21ST JANUARY 2019 Coiliochbhar Hill
For once we had a luxurious parking area - off-road, picnic benches, shady trees. Just a shame it was snow and ice covered....
We had an easy start up the main Strathdon road before climbing up through trees then moor to the summit of Ardhuncart , a small rounded masted hill with good 360 degree views. A much-used cattle track, fortunately frozen, led us round above the Don before reaching the bridge and entrance to Brux estate. Clearly an active sporting estate, their lovely dogs were duly very excited to see us as we passed by, on our way though mixed woodland to drop down to an old track along the Don where Catherine was duly thrilled to see a dipper thoughtfully posed on an icy rock mid flow.
The track wound up amid old mixed plantings with the view across to Lord Arthur’s Hill steadily improving as we rose. Bennachie appeared and Tap o Noth too.
The cold wind blasted us when we emerged onto the high moor, with watering eyes we could admire Morven and the Ladder Hills, pausing at the flattened Coiliochbhar summit cairn (all that wind...), before dropping down into warmer air to walk along the Don for a final stretch back to the cars.
An attractive winter walk, giving beautifully pastoral views of the Don valley - and just the right amount of snow! As always, many thanks to our drivers (and to Alford Bistro for the wonderful bakes).
6TH JANUARY 2019 Conachcraig
2019 kicked off for Culter Hillwalking Club with a Sunday circular walk up Conachcraig, out of Spittal of Glen Muick, a walk originally intended for the less snowy months of November. Distance was short to fit with daylight hours, but summit height at 862m, though fine for November, was ambitious for early January normal snow conditions. But, despite some recent overnight low temperatures (minus 10-6 Celsius at Braemar) there was no snow encountered at the elevations of our whole walk
Twenty nine walkers, surely a record, assembled to start the walk on the level track across Glen Muick to Alt na Giubhsaich then up the tourist path towards Lochnagar. But at the first junction we parted ways with two walkers heading south across the lower flanks of Lochnagar, then dropping down Glas Allt to Loch Muick, whereas the bulk of the party headed north on an unmarked path ascending steadily to the first summit of Conachcraig, and billed as the Corbett at 865m. Weather was still air, no winds, with cloud hanging at many levels, but at this point some breaks gave glimpses to Meickle Pap and behind, Lochnagar with snow cover. But this twenty-minute window through the clouds was just a teaser as soon cloud enveloped the tops leaving us walking in drifting, damp cloud drops.
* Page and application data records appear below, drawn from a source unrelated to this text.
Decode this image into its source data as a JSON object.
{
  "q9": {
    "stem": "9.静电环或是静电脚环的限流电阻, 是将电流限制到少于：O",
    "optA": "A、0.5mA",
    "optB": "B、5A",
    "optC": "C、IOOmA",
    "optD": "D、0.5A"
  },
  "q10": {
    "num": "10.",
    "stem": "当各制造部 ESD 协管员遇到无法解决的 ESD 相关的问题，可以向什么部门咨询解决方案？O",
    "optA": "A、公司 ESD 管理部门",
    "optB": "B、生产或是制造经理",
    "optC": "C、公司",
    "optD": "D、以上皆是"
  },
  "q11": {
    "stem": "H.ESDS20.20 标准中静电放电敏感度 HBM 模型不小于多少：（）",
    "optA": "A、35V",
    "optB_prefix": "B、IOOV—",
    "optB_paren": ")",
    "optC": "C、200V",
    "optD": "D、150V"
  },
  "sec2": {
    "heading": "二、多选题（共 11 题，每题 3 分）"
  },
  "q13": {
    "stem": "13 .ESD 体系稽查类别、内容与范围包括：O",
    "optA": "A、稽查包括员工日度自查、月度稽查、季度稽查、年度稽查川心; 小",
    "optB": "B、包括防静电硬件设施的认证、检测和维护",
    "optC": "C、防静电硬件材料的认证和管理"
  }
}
We made our way along the ridge to Conachcraig summit two at 850m, examined the tors and progressed on to Caisteal na Caillich, 860m where we stopped for lunch amongst further tors, now slippery and wet. After lunch we retraced steps, and then with careful navigation took a more easterly route along the ridge towards Cairn an Daimh then from there descending on grass and heather which was becoming increasingly slippery as some real raindrops briefly fell. By the time we were back down in Glen Muick we were out of the cloud that had thickened further, and it was just a case of following the morning outbound route, back to the car park.
Little wildlife was spotted, merely a lone distant-horizon red deer from the car park, but nothing more. But a good walk to start off the year, and compliments to John and David who had thoroughly reccied the walk, and managed to keep the “flock” in a single walking group,
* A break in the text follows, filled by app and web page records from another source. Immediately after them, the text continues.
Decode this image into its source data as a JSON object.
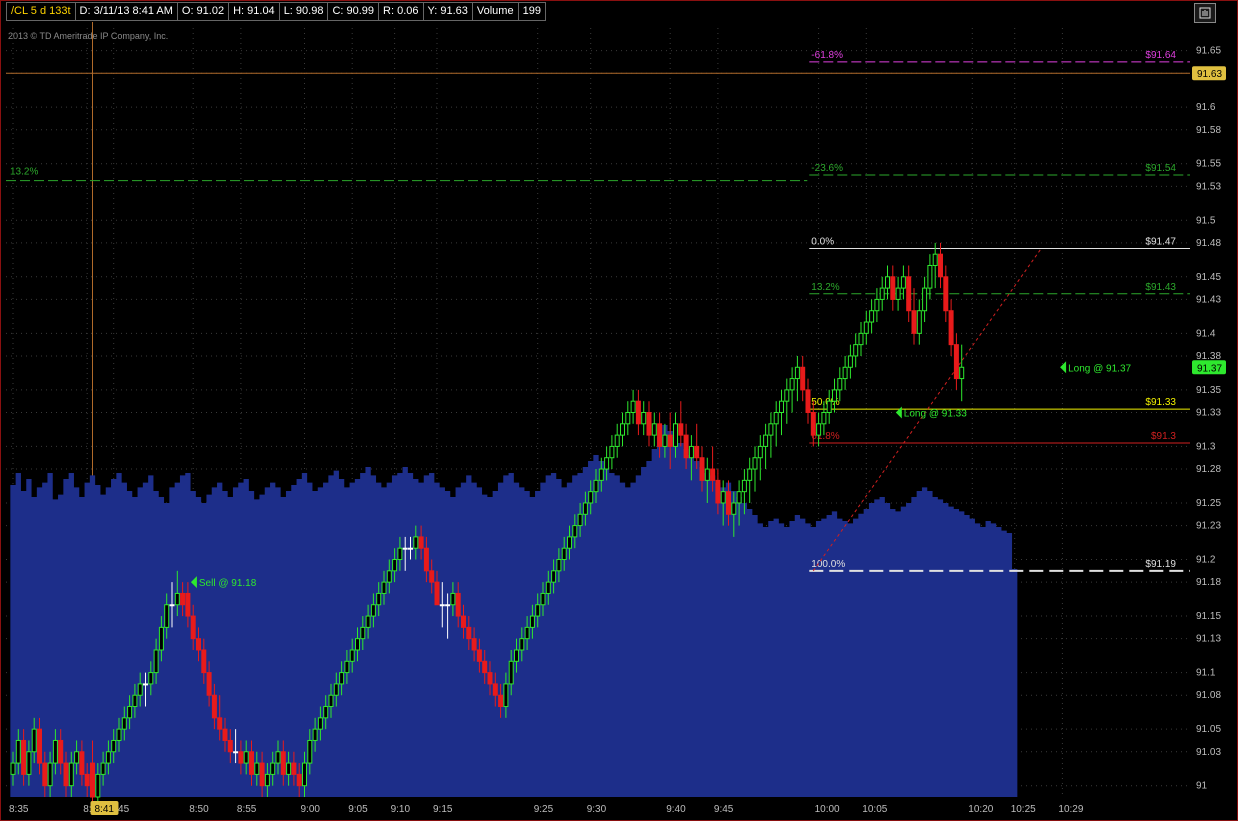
{
  "header": {
    "symbol": "/CL 5 d 133t",
    "date": "D: 3/11/13 8:41 AM",
    "open": "O: 91.02",
    "high": "H: 91.04",
    "low": "L: 90.98",
    "close": "C: 90.99",
    "range": "R: 0.06",
    "y": "Y: 91.63",
    "volume_label": "Volume",
    "volume_value": "199"
  },
  "copyright": "2013 © TD Ameritrade IP Company, Inc.",
  "colors": {
    "up": "#2ee82e",
    "down": "#e81b1b",
    "doji": "#ffffff",
    "volume": "#1d2e8a",
    "grid": "#3a3a3a",
    "fib_magenta": "#e040e0",
    "fib_green": "#2ca82c",
    "fib_white": "#e0e0e0",
    "fib_yellow": "#f2f200",
    "fib_red": "#d02020",
    "order_green": "#2ee82e",
    "price_bubble": "#2ee82e",
    "crosshair_bubble": "#e0c040"
  },
  "chart_data": {
    "type": "candlestick",
    "title": "",
    "ylim": [
      90.99,
      91.67
    ],
    "y_ticks": [
      "91.65",
      "91.63",
      "91.6",
      "91.58",
      "91.55",
      "91.53",
      "91.5",
      "91.48",
      "91.45",
      "91.43",
      "91.4",
      "91.38",
      "91.35",
      "91.33",
      "91.3",
      "91.28",
      "91.25",
      "91.23",
      "91.2",
      "91.18",
      "91.15",
      "91.13",
      "91.1",
      "91.08",
      "91.05",
      "91.03",
      "91"
    ],
    "y_tick_values": [
      91.65,
      91.63,
      91.6,
      91.58,
      91.55,
      91.53,
      91.5,
      91.48,
      91.45,
      91.43,
      91.4,
      91.38,
      91.35,
      91.33,
      91.3,
      91.28,
      91.25,
      91.23,
      91.2,
      91.18,
      91.15,
      91.13,
      91.1,
      91.08,
      91.05,
      91.03,
      91.0
    ],
    "x_ticks": [
      "8:35",
      "8:40",
      "8:45",
      "8:50",
      "8:55",
      "9:00",
      "9:05",
      "9:10",
      "9:15",
      "9:25",
      "9:30",
      "9:40",
      "9:45",
      "10:00",
      "10:05",
      "10:20",
      "10:25",
      "10:29"
    ],
    "x_tick_bar_index": [
      0,
      14,
      19,
      34,
      43,
      55,
      64,
      72,
      80,
      99,
      109,
      124,
      133,
      152,
      161,
      181,
      189,
      198
    ],
    "crosshair": {
      "x_label": "8:41",
      "bar_index": 15,
      "y_label": "91.63",
      "y_value": 91.63
    },
    "last_price": {
      "label": "91.37",
      "value": 91.37
    },
    "candles": [
      [
        91.01,
        91.03,
        91.0,
        91.02
      ],
      [
        91.02,
        91.05,
        91.01,
        91.04
      ],
      [
        91.04,
        91.05,
        91.0,
        91.01
      ],
      [
        91.01,
        91.04,
        91.0,
        91.03
      ],
      [
        91.03,
        91.06,
        91.02,
        91.05
      ],
      [
        91.05,
        91.06,
        91.01,
        91.02
      ],
      [
        91.02,
        91.03,
        90.99,
        91.0
      ],
      [
        91.0,
        91.03,
        90.99,
        91.02
      ],
      [
        91.02,
        91.05,
        91.01,
        91.04
      ],
      [
        91.04,
        91.05,
        91.01,
        91.02
      ],
      [
        91.02,
        91.03,
        90.99,
        91.0
      ],
      [
        91.0,
        91.03,
        90.99,
        91.02
      ],
      [
        91.02,
        91.04,
        91.01,
        91.03
      ],
      [
        91.03,
        91.04,
        91.0,
        91.01
      ],
      [
        91.01,
        91.02,
        90.99,
        91.0
      ],
      [
        91.02,
        91.04,
        90.98,
        90.99
      ],
      [
        90.99,
        91.02,
        90.98,
        91.01
      ],
      [
        91.01,
        91.03,
        91.0,
        91.02
      ],
      [
        91.02,
        91.04,
        91.01,
        91.03
      ],
      [
        91.03,
        91.05,
        91.02,
        91.04
      ],
      [
        91.04,
        91.06,
        91.03,
        91.05
      ],
      [
        91.05,
        91.07,
        91.04,
        91.06
      ],
      [
        91.06,
        91.08,
        91.05,
        91.07
      ],
      [
        91.07,
        91.09,
        91.06,
        91.08
      ],
      [
        91.08,
        91.1,
        91.07,
        91.09
      ],
      [
        91.09,
        91.1,
        91.07,
        91.09
      ],
      [
        91.09,
        91.11,
        91.08,
        91.1
      ],
      [
        91.1,
        91.13,
        91.09,
        91.12
      ],
      [
        91.12,
        91.15,
        91.11,
        91.14
      ],
      [
        91.14,
        91.17,
        91.13,
        91.16
      ],
      [
        91.16,
        91.18,
        91.14,
        91.16
      ],
      [
        91.16,
        91.19,
        91.15,
        91.17
      ],
      [
        91.17,
        91.18,
        91.15,
        91.16
      ],
      [
        91.17,
        91.18,
        91.14,
        91.15
      ],
      [
        91.15,
        91.16,
        91.12,
        91.13
      ],
      [
        91.13,
        91.14,
        91.11,
        91.12
      ],
      [
        91.12,
        91.13,
        91.09,
        91.1
      ],
      [
        91.1,
        91.11,
        91.07,
        91.08
      ],
      [
        91.08,
        91.09,
        91.05,
        91.06
      ],
      [
        91.06,
        91.08,
        91.04,
        91.05
      ],
      [
        91.05,
        91.06,
        91.03,
        91.04
      ],
      [
        91.04,
        91.05,
        91.02,
        91.03
      ],
      [
        91.03,
        91.05,
        91.02,
        91.03
      ],
      [
        91.03,
        91.04,
        91.01,
        91.02
      ],
      [
        91.02,
        91.04,
        91.01,
        91.03
      ],
      [
        91.03,
        91.04,
        91.0,
        91.01
      ],
      [
        91.01,
        91.03,
        91.0,
        91.02
      ],
      [
        91.02,
        91.03,
        90.99,
        91.0
      ],
      [
        91.0,
        91.02,
        90.99,
        91.01
      ],
      [
        91.01,
        91.03,
        91.0,
        91.02
      ],
      [
        91.02,
        91.04,
        91.01,
        91.03
      ],
      [
        91.03,
        91.04,
        91.0,
        91.01
      ],
      [
        91.01,
        91.03,
        91.0,
        91.02
      ],
      [
        91.02,
        91.03,
        91.0,
        91.01
      ],
      [
        91.01,
        91.02,
        90.99,
        91.0
      ],
      [
        91.0,
        91.03,
        90.99,
        91.02
      ],
      [
        91.02,
        91.05,
        91.01,
        91.04
      ],
      [
        91.04,
        91.06,
        91.03,
        91.05
      ],
      [
        91.05,
        91.07,
        91.04,
        91.06
      ],
      [
        91.06,
        91.08,
        91.05,
        91.07
      ],
      [
        91.07,
        91.09,
        91.06,
        91.08
      ],
      [
        91.08,
        91.1,
        91.07,
        91.09
      ],
      [
        91.09,
        91.11,
        91.08,
        91.1
      ],
      [
        91.1,
        91.12,
        91.09,
        91.11
      ],
      [
        91.11,
        91.13,
        91.1,
        91.12
      ],
      [
        91.12,
        91.14,
        91.11,
        91.13
      ],
      [
        91.13,
        91.15,
        91.12,
        91.14
      ],
      [
        91.14,
        91.16,
        91.13,
        91.15
      ],
      [
        91.15,
        91.17,
        91.14,
        91.16
      ],
      [
        91.16,
        91.18,
        91.15,
        91.17
      ],
      [
        91.17,
        91.19,
        91.16,
        91.18
      ],
      [
        91.18,
        91.2,
        91.17,
        91.19
      ],
      [
        91.19,
        91.21,
        91.18,
        91.2
      ],
      [
        91.2,
        91.22,
        91.19,
        91.21
      ],
      [
        91.21,
        91.22,
        91.19,
        91.21
      ],
      [
        91.21,
        91.22,
        91.2,
        91.21
      ],
      [
        91.21,
        91.23,
        91.2,
        91.22
      ],
      [
        91.22,
        91.23,
        91.2,
        91.21
      ],
      [
        91.21,
        91.22,
        91.18,
        91.19
      ],
      [
        91.19,
        91.2,
        91.17,
        91.18
      ],
      [
        91.18,
        91.19,
        91.16,
        91.16
      ],
      [
        91.16,
        91.18,
        91.14,
        91.16
      ],
      [
        91.16,
        91.17,
        91.13,
        91.16
      ],
      [
        91.16,
        91.18,
        91.15,
        91.17
      ],
      [
        91.17,
        91.18,
        91.14,
        91.15
      ],
      [
        91.15,
        91.16,
        91.13,
        91.14
      ],
      [
        91.14,
        91.15,
        91.12,
        91.13
      ],
      [
        91.13,
        91.14,
        91.11,
        91.12
      ],
      [
        91.12,
        91.13,
        91.1,
        91.11
      ],
      [
        91.11,
        91.12,
        91.09,
        91.1
      ],
      [
        91.1,
        91.11,
        91.08,
        91.09
      ],
      [
        91.09,
        91.1,
        91.07,
        91.08
      ],
      [
        91.08,
        91.09,
        91.06,
        91.07
      ],
      [
        91.07,
        91.1,
        91.06,
        91.09
      ],
      [
        91.09,
        91.12,
        91.08,
        91.11
      ],
      [
        91.11,
        91.13,
        91.1,
        91.12
      ],
      [
        91.12,
        91.14,
        91.11,
        91.13
      ],
      [
        91.13,
        91.15,
        91.12,
        91.14
      ],
      [
        91.14,
        91.16,
        91.13,
        91.15
      ],
      [
        91.15,
        91.17,
        91.14,
        91.16
      ],
      [
        91.16,
        91.18,
        91.15,
        91.17
      ],
      [
        91.17,
        91.19,
        91.16,
        91.18
      ],
      [
        91.18,
        91.2,
        91.17,
        91.19
      ],
      [
        91.19,
        91.21,
        91.18,
        91.2
      ],
      [
        91.2,
        91.22,
        91.19,
        91.21
      ],
      [
        91.21,
        91.23,
        91.2,
        91.22
      ],
      [
        91.22,
        91.24,
        91.21,
        91.23
      ],
      [
        91.23,
        91.25,
        91.22,
        91.24
      ],
      [
        91.24,
        91.26,
        91.23,
        91.25
      ],
      [
        91.25,
        91.27,
        91.24,
        91.26
      ],
      [
        91.26,
        91.28,
        91.25,
        91.27
      ],
      [
        91.27,
        91.29,
        91.26,
        91.28
      ],
      [
        91.28,
        91.3,
        91.27,
        91.29
      ],
      [
        91.29,
        91.31,
        91.28,
        91.3
      ],
      [
        91.3,
        91.32,
        91.29,
        91.31
      ],
      [
        91.31,
        91.33,
        91.3,
        91.32
      ],
      [
        91.32,
        91.34,
        91.31,
        91.33
      ],
      [
        91.33,
        91.35,
        91.32,
        91.34
      ],
      [
        91.34,
        91.35,
        91.31,
        91.32
      ],
      [
        91.32,
        91.34,
        91.31,
        91.33
      ],
      [
        91.33,
        91.34,
        91.3,
        91.31
      ],
      [
        91.31,
        91.33,
        91.3,
        91.32
      ],
      [
        91.32,
        91.33,
        91.29,
        91.3
      ],
      [
        91.3,
        91.32,
        91.29,
        91.31
      ],
      [
        91.31,
        91.33,
        91.28,
        91.3
      ],
      [
        91.3,
        91.33,
        91.29,
        91.32
      ],
      [
        91.32,
        91.34,
        91.3,
        91.31
      ],
      [
        91.31,
        91.32,
        91.28,
        91.29
      ],
      [
        91.29,
        91.31,
        91.27,
        91.3
      ],
      [
        91.3,
        91.32,
        91.28,
        91.29
      ],
      [
        91.29,
        91.3,
        91.26,
        91.27
      ],
      [
        91.27,
        91.29,
        91.25,
        91.28
      ],
      [
        91.28,
        91.3,
        91.26,
        91.27
      ],
      [
        91.27,
        91.28,
        91.24,
        91.25
      ],
      [
        91.25,
        91.27,
        91.23,
        91.26
      ],
      [
        91.26,
        91.27,
        91.23,
        91.24
      ],
      [
        91.24,
        91.26,
        91.22,
        91.25
      ],
      [
        91.25,
        91.27,
        91.23,
        91.26
      ],
      [
        91.26,
        91.28,
        91.24,
        91.27
      ],
      [
        91.27,
        91.29,
        91.25,
        91.28
      ],
      [
        91.28,
        91.3,
        91.26,
        91.29
      ],
      [
        91.29,
        91.31,
        91.27,
        91.3
      ],
      [
        91.3,
        91.32,
        91.28,
        91.31
      ],
      [
        91.31,
        91.33,
        91.29,
        91.32
      ],
      [
        91.32,
        91.34,
        91.3,
        91.33
      ],
      [
        91.33,
        91.35,
        91.31,
        91.34
      ],
      [
        91.34,
        91.36,
        91.32,
        91.35
      ],
      [
        91.35,
        91.37,
        91.33,
        91.36
      ],
      [
        91.36,
        91.38,
        91.34,
        91.37
      ],
      [
        91.37,
        91.38,
        91.34,
        91.35
      ],
      [
        91.35,
        91.36,
        91.32,
        91.33
      ],
      [
        91.33,
        91.34,
        91.3,
        91.31
      ],
      [
        91.31,
        91.33,
        91.3,
        91.32
      ],
      [
        91.32,
        91.34,
        91.31,
        91.33
      ],
      [
        91.33,
        91.35,
        91.32,
        91.34
      ],
      [
        91.34,
        91.36,
        91.33,
        91.35
      ],
      [
        91.35,
        91.37,
        91.34,
        91.36
      ],
      [
        91.36,
        91.38,
        91.35,
        91.37
      ],
      [
        91.37,
        91.39,
        91.36,
        91.38
      ],
      [
        91.38,
        91.4,
        91.37,
        91.39
      ],
      [
        91.39,
        91.41,
        91.38,
        91.4
      ],
      [
        91.4,
        91.42,
        91.39,
        91.41
      ],
      [
        91.41,
        91.43,
        91.4,
        91.42
      ],
      [
        91.42,
        91.44,
        91.41,
        91.43
      ],
      [
        91.43,
        91.45,
        91.42,
        91.44
      ],
      [
        91.44,
        91.46,
        91.43,
        91.45
      ],
      [
        91.45,
        91.46,
        91.42,
        91.43
      ],
      [
        91.43,
        91.45,
        91.42,
        91.44
      ],
      [
        91.44,
        91.46,
        91.43,
        91.45
      ],
      [
        91.45,
        91.46,
        91.41,
        91.42
      ],
      [
        91.42,
        91.44,
        91.39,
        91.4
      ],
      [
        91.4,
        91.43,
        91.39,
        91.42
      ],
      [
        91.42,
        91.45,
        91.41,
        91.44
      ],
      [
        91.44,
        91.47,
        91.43,
        91.46
      ],
      [
        91.46,
        91.48,
        91.44,
        91.47
      ],
      [
        91.47,
        91.48,
        91.44,
        91.45
      ],
      [
        91.45,
        91.46,
        91.41,
        91.42
      ],
      [
        91.42,
        91.43,
        91.38,
        91.39
      ],
      [
        91.39,
        91.4,
        91.35,
        91.36
      ],
      [
        91.36,
        91.39,
        91.34,
        91.37
      ]
    ],
    "volume_max": 500,
    "volume": [
      260,
      270,
      255,
      265,
      250,
      258,
      262,
      270,
      248,
      252,
      265,
      270,
      258,
      250,
      262,
      268,
      260,
      252,
      258,
      265,
      270,
      262,
      255,
      250,
      258,
      262,
      268,
      255,
      250,
      245,
      258,
      262,
      268,
      270,
      255,
      250,
      245,
      252,
      258,
      262,
      255,
      250,
      258,
      262,
      265,
      255,
      248,
      252,
      258,
      262,
      258,
      250,
      255,
      260,
      265,
      270,
      262,
      255,
      258,
      262,
      268,
      272,
      265,
      258,
      262,
      265,
      270,
      275,
      268,
      262,
      258,
      262,
      268,
      270,
      275,
      270,
      265,
      262,
      268,
      270,
      262,
      258,
      255,
      250,
      258,
      262,
      268,
      262,
      258,
      252,
      250,
      255,
      262,
      268,
      270,
      262,
      258,
      255,
      250,
      255,
      262,
      268,
      270,
      265,
      258,
      262,
      268,
      270,
      275,
      280,
      285,
      280,
      275,
      270,
      268,
      262,
      258,
      262,
      268,
      275,
      280,
      290,
      300,
      310,
      305,
      300,
      295,
      290,
      285,
      280,
      275,
      270,
      268,
      262,
      258,
      262,
      255,
      250,
      245,
      240,
      235,
      228,
      225,
      230,
      232,
      228,
      225,
      230,
      235,
      232,
      228,
      225,
      230,
      232,
      235,
      238,
      232,
      230,
      228,
      232,
      236,
      240,
      245,
      248,
      250,
      245,
      240,
      238,
      242,
      245,
      250,
      255,
      258,
      255,
      250,
      248,
      245,
      242,
      240,
      238,
      235,
      232,
      228,
      225,
      230,
      228,
      225,
      222,
      220,
      190
    ],
    "fib_levels": [
      {
        "pct": "-61.8%",
        "price_label": "$91.64",
        "value": 91.64,
        "color_key": "fib_magenta",
        "dash": "dashed"
      },
      {
        "pct": "-23.6%",
        "price_label": "$91.54",
        "value": 91.54,
        "color_key": "fib_green",
        "dash": "dashed"
      },
      {
        "pct": "0.0%",
        "price_label": "$91.47",
        "value": 91.475,
        "color_key": "fib_white",
        "dash": "solid"
      },
      {
        "pct": "13.2%",
        "price_label": "$91.43",
        "value": 91.435,
        "color_key": "fib_green",
        "dash": "dashed"
      },
      {
        "pct": "50.0%",
        "price_label": "$91.33",
        "value": 91.333,
        "color_key": "fib_yellow",
        "dash": "solid"
      },
      {
        "pct": "61.8%",
        "price_label": "$91.3",
        "value": 91.303,
        "color_key": "fib_red",
        "dash": "solid"
      },
      {
        "pct": "100.0%",
        "price_label": "$91.19",
        "value": 91.19,
        "color_key": "fib_white",
        "dash": "wide-dashed"
      }
    ],
    "fib_start_bar": 151,
    "fib_trend": {
      "from_bar": 151,
      "from_value": 91.19,
      "to_bar": 194,
      "to_value": 91.475
    },
    "left_level": {
      "label": "13.2%",
      "value": 91.535
    },
    "orders": [
      {
        "label": "Sell @ 91.18",
        "bar_index": 33,
        "value": 91.18
      },
      {
        "label": "Long @ 91.33",
        "bar_index": 166,
        "value": 91.33
      },
      {
        "label": "Long @ 91.37",
        "bar_index": 197,
        "value": 91.37
      }
    ]
  }
}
Sunday walk January 2019, shorter (?) walk Tourist route and across to Glas Allt path and down. Nothing more to report really, apart from patches of ice increasing the braiding of the path across Lochnagar particularly. We certainly experienced that welcome window through to Lochnagar itself but, as James said, the mist very soon returned. I did see a very small plaque on the side of the path, to Anne who was born in 1951 and died in 2017 put there by her husband Mike. And in the absence of wild life, I picked up a large black feather which I believe belonged to the wing of a raven.